__WORK INSTRUCTIONS__.
Give the records below again exactly, and exclude each picture.

──────── TASK MATERIAL ────────

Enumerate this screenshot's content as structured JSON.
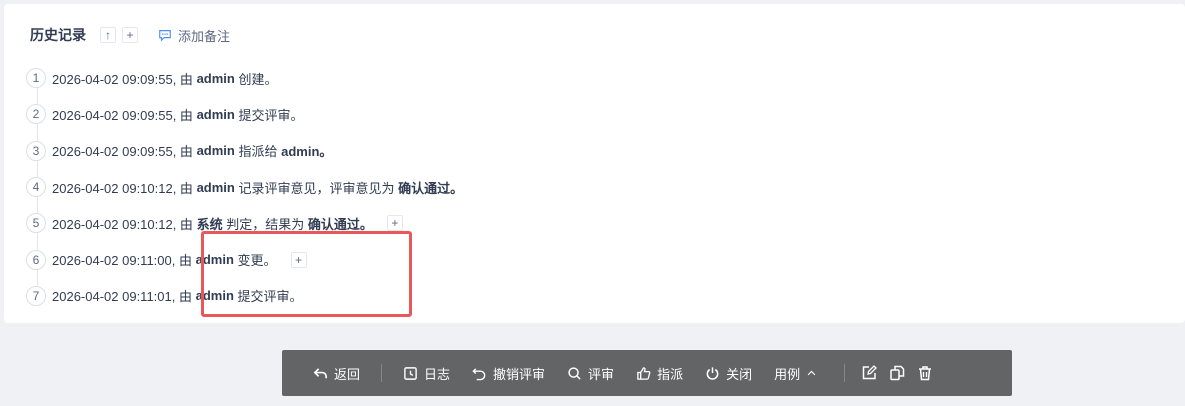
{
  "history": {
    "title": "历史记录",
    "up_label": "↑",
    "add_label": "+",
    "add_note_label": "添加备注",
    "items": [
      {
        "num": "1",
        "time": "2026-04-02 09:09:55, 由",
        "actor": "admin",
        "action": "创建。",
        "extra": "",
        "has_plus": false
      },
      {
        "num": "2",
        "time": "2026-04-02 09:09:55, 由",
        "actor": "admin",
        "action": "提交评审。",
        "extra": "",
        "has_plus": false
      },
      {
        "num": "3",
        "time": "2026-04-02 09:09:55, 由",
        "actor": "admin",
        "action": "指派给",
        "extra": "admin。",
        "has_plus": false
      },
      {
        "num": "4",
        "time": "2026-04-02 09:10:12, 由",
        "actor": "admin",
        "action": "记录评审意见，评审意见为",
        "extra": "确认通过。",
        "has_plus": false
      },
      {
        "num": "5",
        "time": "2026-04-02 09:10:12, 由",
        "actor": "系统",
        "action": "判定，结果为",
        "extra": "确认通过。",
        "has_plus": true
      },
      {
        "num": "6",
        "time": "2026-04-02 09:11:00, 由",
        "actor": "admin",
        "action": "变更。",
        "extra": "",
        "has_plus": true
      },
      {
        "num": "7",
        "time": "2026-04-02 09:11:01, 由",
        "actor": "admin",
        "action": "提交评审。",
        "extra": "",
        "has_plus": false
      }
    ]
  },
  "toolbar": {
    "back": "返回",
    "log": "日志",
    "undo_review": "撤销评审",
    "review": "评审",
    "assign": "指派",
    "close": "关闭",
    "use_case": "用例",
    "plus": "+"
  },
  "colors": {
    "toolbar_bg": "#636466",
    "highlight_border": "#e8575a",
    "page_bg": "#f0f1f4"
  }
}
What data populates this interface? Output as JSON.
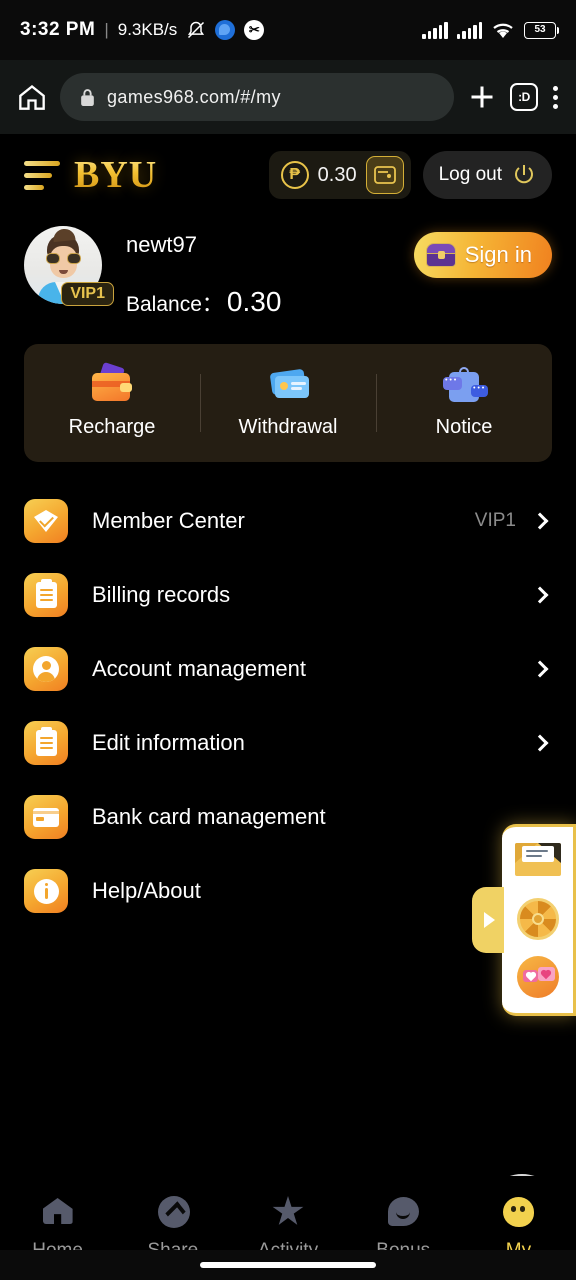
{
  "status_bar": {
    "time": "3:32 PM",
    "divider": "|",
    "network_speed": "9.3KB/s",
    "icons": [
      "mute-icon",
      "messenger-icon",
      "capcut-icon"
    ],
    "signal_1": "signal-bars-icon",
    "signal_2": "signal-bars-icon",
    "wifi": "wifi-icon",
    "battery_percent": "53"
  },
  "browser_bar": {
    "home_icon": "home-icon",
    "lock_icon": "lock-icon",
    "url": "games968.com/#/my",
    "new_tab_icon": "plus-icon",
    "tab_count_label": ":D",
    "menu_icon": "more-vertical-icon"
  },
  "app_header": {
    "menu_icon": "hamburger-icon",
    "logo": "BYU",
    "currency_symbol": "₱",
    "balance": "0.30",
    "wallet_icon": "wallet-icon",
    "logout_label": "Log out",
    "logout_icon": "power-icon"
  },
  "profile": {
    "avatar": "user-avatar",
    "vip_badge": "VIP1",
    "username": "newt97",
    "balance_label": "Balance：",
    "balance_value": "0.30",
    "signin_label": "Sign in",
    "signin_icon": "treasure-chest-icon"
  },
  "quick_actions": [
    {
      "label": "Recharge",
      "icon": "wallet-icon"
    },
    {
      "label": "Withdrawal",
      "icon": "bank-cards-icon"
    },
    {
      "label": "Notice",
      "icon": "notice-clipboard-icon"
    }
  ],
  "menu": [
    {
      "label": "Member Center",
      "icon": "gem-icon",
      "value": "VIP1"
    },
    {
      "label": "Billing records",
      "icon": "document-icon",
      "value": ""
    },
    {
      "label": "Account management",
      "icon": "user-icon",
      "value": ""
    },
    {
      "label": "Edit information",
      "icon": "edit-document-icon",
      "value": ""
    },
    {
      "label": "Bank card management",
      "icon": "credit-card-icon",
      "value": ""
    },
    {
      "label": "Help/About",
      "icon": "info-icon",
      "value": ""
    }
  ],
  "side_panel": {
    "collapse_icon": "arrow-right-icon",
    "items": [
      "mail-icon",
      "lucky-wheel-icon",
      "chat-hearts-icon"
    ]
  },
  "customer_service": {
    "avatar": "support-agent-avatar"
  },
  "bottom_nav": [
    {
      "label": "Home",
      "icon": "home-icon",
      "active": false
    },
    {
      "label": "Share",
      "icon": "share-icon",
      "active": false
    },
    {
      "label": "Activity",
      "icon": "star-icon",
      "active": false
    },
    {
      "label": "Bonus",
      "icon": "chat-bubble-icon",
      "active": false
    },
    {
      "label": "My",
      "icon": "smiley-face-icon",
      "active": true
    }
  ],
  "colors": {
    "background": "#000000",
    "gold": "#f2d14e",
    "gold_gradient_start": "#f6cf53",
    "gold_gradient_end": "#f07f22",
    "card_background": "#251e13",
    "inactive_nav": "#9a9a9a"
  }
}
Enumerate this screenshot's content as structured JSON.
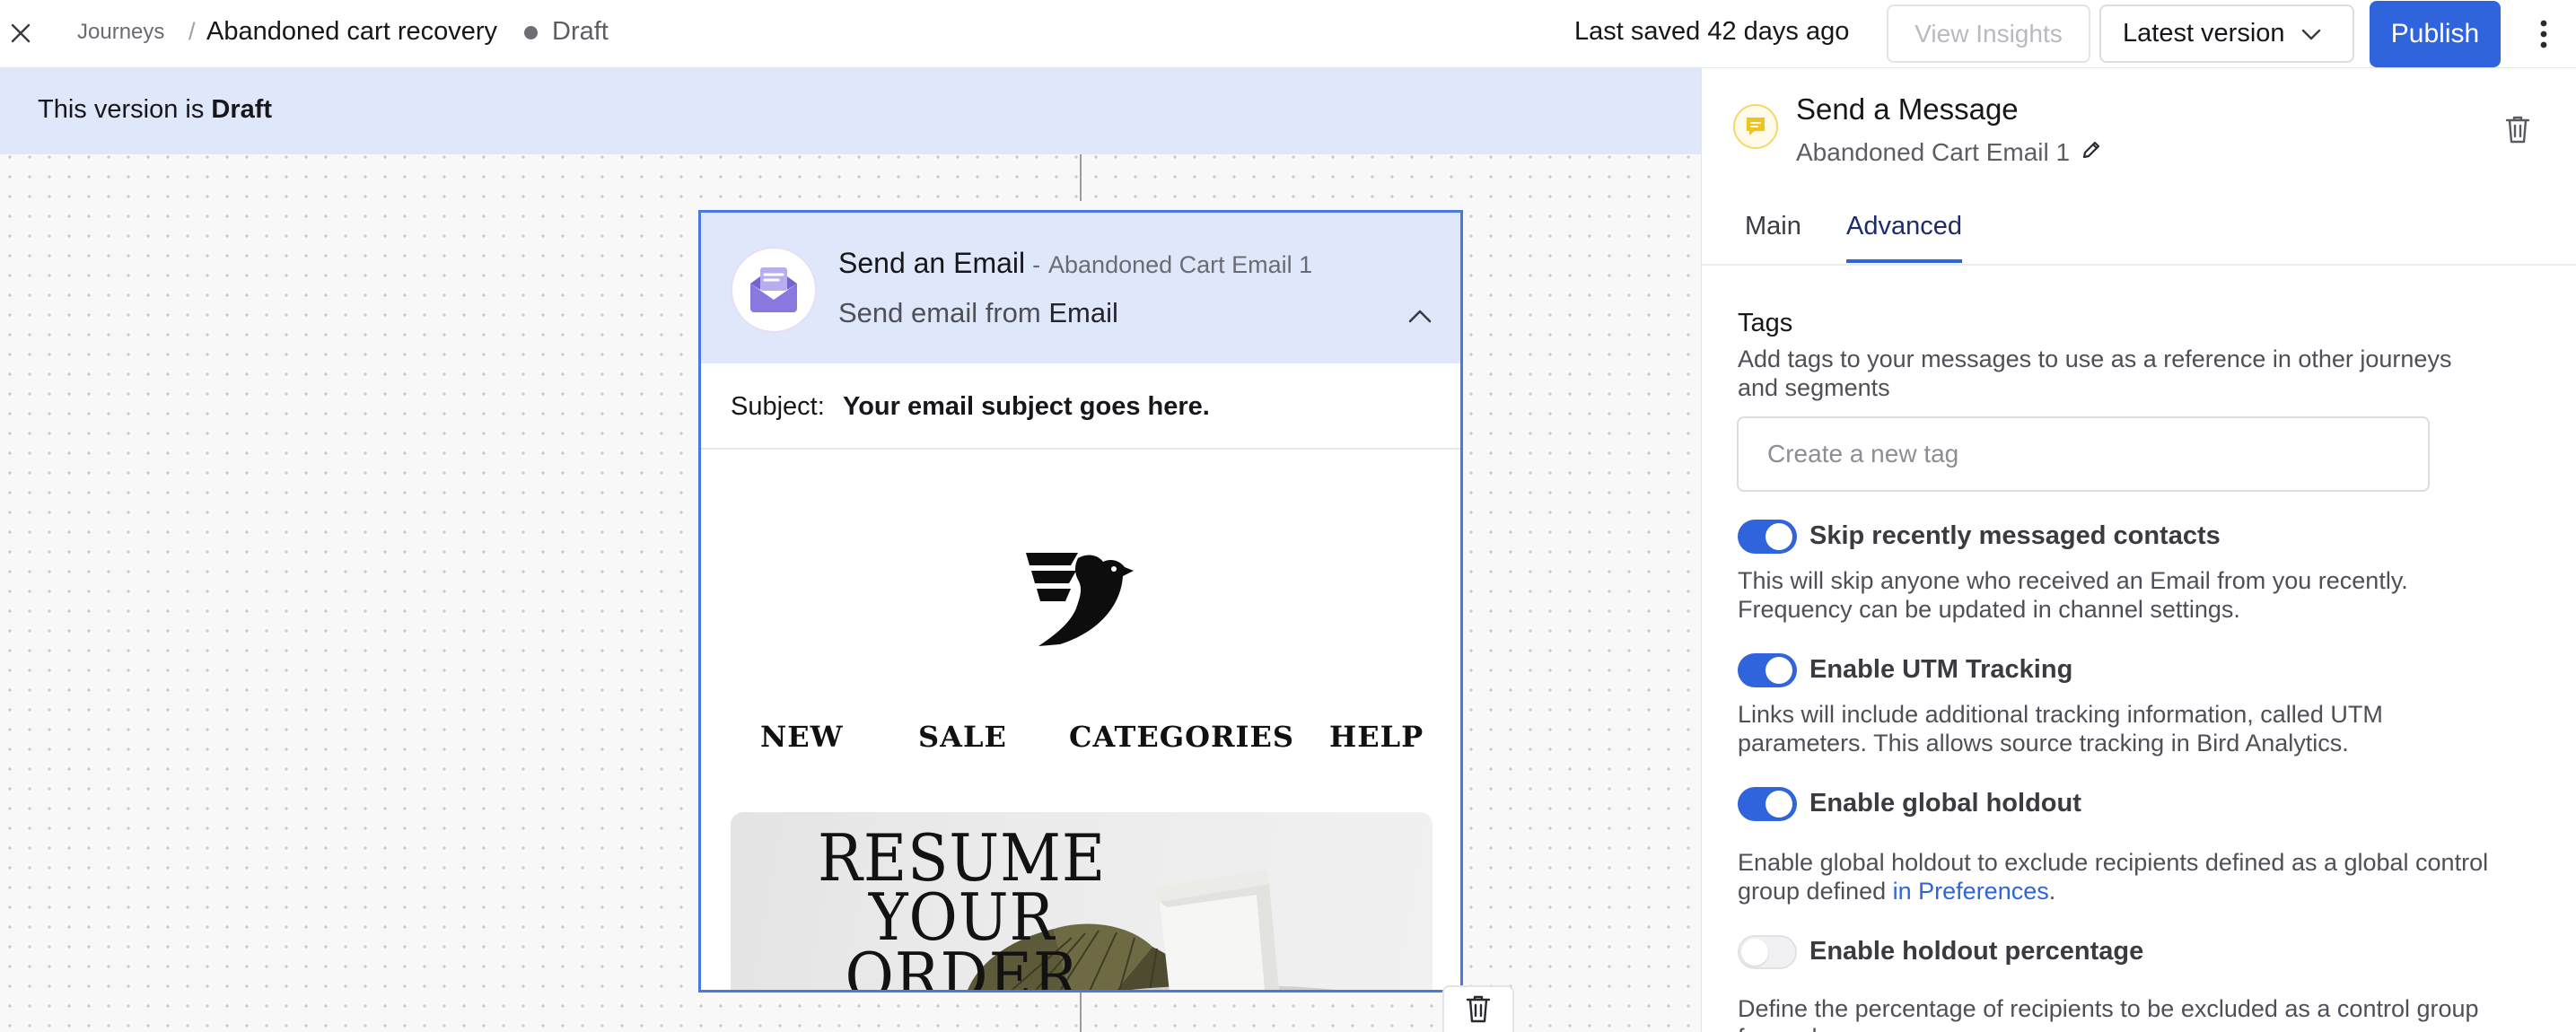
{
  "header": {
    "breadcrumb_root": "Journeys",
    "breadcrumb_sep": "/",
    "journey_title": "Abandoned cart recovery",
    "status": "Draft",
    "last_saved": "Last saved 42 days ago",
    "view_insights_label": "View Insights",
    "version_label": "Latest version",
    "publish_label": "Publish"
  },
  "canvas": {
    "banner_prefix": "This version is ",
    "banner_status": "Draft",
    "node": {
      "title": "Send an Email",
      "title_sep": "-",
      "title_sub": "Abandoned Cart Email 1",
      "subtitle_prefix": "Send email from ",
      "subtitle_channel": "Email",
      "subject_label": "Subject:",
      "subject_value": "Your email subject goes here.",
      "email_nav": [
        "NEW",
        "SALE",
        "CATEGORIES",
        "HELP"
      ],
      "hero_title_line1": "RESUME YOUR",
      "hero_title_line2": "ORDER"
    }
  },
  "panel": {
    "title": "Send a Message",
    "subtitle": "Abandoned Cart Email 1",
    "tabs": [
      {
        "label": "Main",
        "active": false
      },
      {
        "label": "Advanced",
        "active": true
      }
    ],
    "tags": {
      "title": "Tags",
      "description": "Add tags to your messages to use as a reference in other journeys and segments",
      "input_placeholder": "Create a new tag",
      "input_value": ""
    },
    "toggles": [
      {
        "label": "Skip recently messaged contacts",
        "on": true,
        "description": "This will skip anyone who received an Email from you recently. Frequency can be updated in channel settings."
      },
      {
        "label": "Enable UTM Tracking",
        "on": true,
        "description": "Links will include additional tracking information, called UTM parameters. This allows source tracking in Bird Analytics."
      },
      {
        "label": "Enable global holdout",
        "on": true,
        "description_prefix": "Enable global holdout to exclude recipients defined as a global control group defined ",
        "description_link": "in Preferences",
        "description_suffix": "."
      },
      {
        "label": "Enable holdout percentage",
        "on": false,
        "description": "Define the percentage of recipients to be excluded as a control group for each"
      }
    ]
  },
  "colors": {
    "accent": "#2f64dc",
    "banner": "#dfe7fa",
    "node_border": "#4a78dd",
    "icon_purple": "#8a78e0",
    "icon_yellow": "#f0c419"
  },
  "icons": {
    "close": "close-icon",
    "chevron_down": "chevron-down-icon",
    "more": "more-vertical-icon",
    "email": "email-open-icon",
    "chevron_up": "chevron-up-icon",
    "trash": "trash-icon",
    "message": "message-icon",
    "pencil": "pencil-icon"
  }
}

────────

__SOLUTION TO THIS PROBLEM__.
Enumerate this screenshot's content as structured JSON.
{
  "history": {
    "title": "历史记录",
    "up_label": "↑",
    "add_label": "+",
    "add_note_label": "添加备注",
    "items": [
      {
        "num": "1",
        "time": "2026-04-02 09:09:55, 由",
        "actor": "admin",
        "action": "创建。",
        "extra": "",
        "has_plus": false
      },
      {
        "num": "2",
        "time": "2026-04-02 09:09:55, 由",
        "actor": "admin",
        "action": "提交评审。",
        "extra": "",
        "has_plus": false
      },
      {
        "num": "3",
        "time": "2026-04-02 09:09:55, 由",
        "actor": "admin",
        "action": "指派给",
        "extra": "admin。",
        "has_plus": false
      },
      {
        "num": "4",
        "time": "2026-04-02 09:10:12, 由",
        "actor": "admin",
        "action": "记录评审意见，评审意见为",
        "extra": "确认通过。",
        "has_plus": false
      },
      {
        "num": "5",
        "time": "2026-04-02 09:10:12, 由",
        "actor": "系统",
        "action": "判定，结果为",
        "extra": "确认通过。",
        "has_plus": true
      },
      {
        "num": "6",
        "time": "2026-04-02 09:11:00, 由",
        "actor": "admin",
        "action": "变更。",
        "extra": "",
        "has_plus": true
      },
      {
        "num": "7",
        "time": "2026-04-02 09:11:01, 由",
        "actor": "admin",
        "action": "提交评审。",
        "extra": "",
        "has_plus": false
      }
    ]
  },
  "toolbar": {
    "back": "返回",
    "log": "日志",
    "undo_review": "撤销评审",
    "review": "评审",
    "assign": "指派",
    "close": "关闭",
    "use_case": "用例",
    "plus": "+"
  },
  "colors": {
    "toolbar_bg": "#636466",
    "highlight_border": "#e8575a",
    "page_bg": "#f0f1f4"
  }
}
What data populates this interface? Output as JSON.
{
  "status_bar": {
    "time": "3:32 PM",
    "divider": "|",
    "network_speed": "9.3KB/s",
    "icons": [
      "mute-icon",
      "messenger-icon",
      "capcut-icon"
    ],
    "signal_1": "signal-bars-icon",
    "signal_2": "signal-bars-icon",
    "wifi": "wifi-icon",
    "battery_percent": "53"
  },
  "browser_bar": {
    "home_icon": "home-icon",
    "lock_icon": "lock-icon",
    "url": "games968.com/#/my",
    "new_tab_icon": "plus-icon",
    "tab_count_label": ":D",
    "menu_icon": "more-vertical-icon"
  },
  "app_header": {
    "menu_icon": "hamburger-icon",
    "logo": "BYU",
    "currency_symbol": "₱",
    "balance": "0.30",
    "wallet_icon": "wallet-icon",
    "logout_label": "Log out",
    "logout_icon": "power-icon"
  },
  "profile": {
    "avatar": "user-avatar",
    "vip_badge": "VIP1",
    "username": "newt97",
    "balance_label": "Balance：",
    "balance_value": "0.30",
    "signin_label": "Sign in",
    "signin_icon": "treasure-chest-icon"
  },
  "quick_actions": [
    {
      "label": "Recharge",
      "icon": "wallet-icon"
    },
    {
      "label": "Withdrawal",
      "icon": "bank-cards-icon"
    },
    {
      "label": "Notice",
      "icon": "notice-clipboard-icon"
    }
  ],
  "menu": [
    {
      "label": "Member Center",
      "icon": "gem-icon",
      "value": "VIP1"
    },
    {
      "label": "Billing records",
      "icon": "document-icon",
      "value": ""
    },
    {
      "label": "Account management",
      "icon": "user-icon",
      "value": ""
    },
    {
      "label": "Edit information",
      "icon": "edit-document-icon",
      "value": ""
    },
    {
      "label": "Bank card management",
      "icon": "credit-card-icon",
      "value": ""
    },
    {
      "label": "Help/About",
      "icon": "info-icon",
      "value": ""
    }
  ],
  "side_panel": {
    "collapse_icon": "arrow-right-icon",
    "items": [
      "mail-icon",
      "lucky-wheel-icon",
      "chat-hearts-icon"
    ]
  },
  "customer_service": {
    "avatar": "support-agent-avatar"
  },
  "bottom_nav": [
    {
      "label": "Home",
      "icon": "home-icon",
      "active": false
    },
    {
      "label": "Share",
      "icon": "share-icon",
      "active": false
    },
    {
      "label": "Activity",
      "icon": "star-icon",
      "active": false
    },
    {
      "label": "Bonus",
      "icon": "chat-bubble-icon",
      "active": false
    },
    {
      "label": "My",
      "icon": "smiley-face-icon",
      "active": true
    }
  ],
  "colors": {
    "background": "#000000",
    "gold": "#f2d14e",
    "gold_gradient_start": "#f6cf53",
    "gold_gradient_end": "#f07f22",
    "card_background": "#251e13",
    "inactive_nav": "#9a9a9a"
  }
}
Enumerate this screenshot's content as structured JSON.
{
  "header": {
    "breadcrumb_root": "Journeys",
    "breadcrumb_sep": "/",
    "journey_title": "Abandoned cart recovery",
    "status": "Draft",
    "last_saved": "Last saved 42 days ago",
    "view_insights_label": "View Insights",
    "version_label": "Latest version",
    "publish_label": "Publish"
  },
  "canvas": {
    "banner_prefix": "This version is ",
    "banner_status": "Draft",
    "node": {
      "title": "Send an Email",
      "title_sep": "-",
      "title_sub": "Abandoned Cart Email 1",
      "subtitle_prefix": "Send email from ",
      "subtitle_channel": "Email",
      "subject_label": "Subject:",
      "subject_value": "Your email subject goes here.",
      "email_nav": [
        "NEW",
        "SALE",
        "CATEGORIES",
        "HELP"
      ],
      "hero_title_line1": "RESUME YOUR",
      "hero_title_line2": "ORDER"
    }
  },
  "panel": {
    "title": "Send a Message",
    "subtitle": "Abandoned Cart Email 1",
    "tabs": [
      {
        "label": "Main",
        "active": false
      },
      {
        "label": "Advanced",
        "active": true
      }
    ],
    "tags": {
      "title": "Tags",
      "description": "Add tags to your messages to use as a reference in other journeys and segments",
      "input_placeholder": "Create a new tag",
      "input_value": ""
    },
    "toggles": [
      {
        "label": "Skip recently messaged contacts",
        "on": true,
        "description": "This will skip anyone who received an Email from you recently. Frequency can be updated in channel settings."
      },
      {
        "label": "Enable UTM Tracking",
        "on": true,
        "description": "Links will include additional tracking information, called UTM parameters. This allows source tracking in Bird Analytics."
      },
      {
        "label": "Enable global holdout",
        "on": true,
        "description_prefix": "Enable global holdout to exclude recipients defined as a global control group defined ",
        "description_link": "in Preferences",
        "description_suffix": "."
      },
      {
        "label": "Enable holdout percentage",
        "on": false,
        "description": "Define the percentage of recipients to be excluded as a control group for each"
      }
    ]
  },
  "colors": {
    "accent": "#2f64dc",
    "banner": "#dfe7fa",
    "node_border": "#4a78dd",
    "icon_purple": "#8a78e0",
    "icon_yellow": "#f0c419"
  },
  "icons": {
    "close": "close-icon",
    "chevron_down": "chevron-down-icon",
    "more": "more-vertical-icon",
    "email": "email-open-icon",
    "chevron_up": "chevron-up-icon",
    "trash": "trash-icon",
    "message": "message-icon",
    "pencil": "pencil-icon"
  }
}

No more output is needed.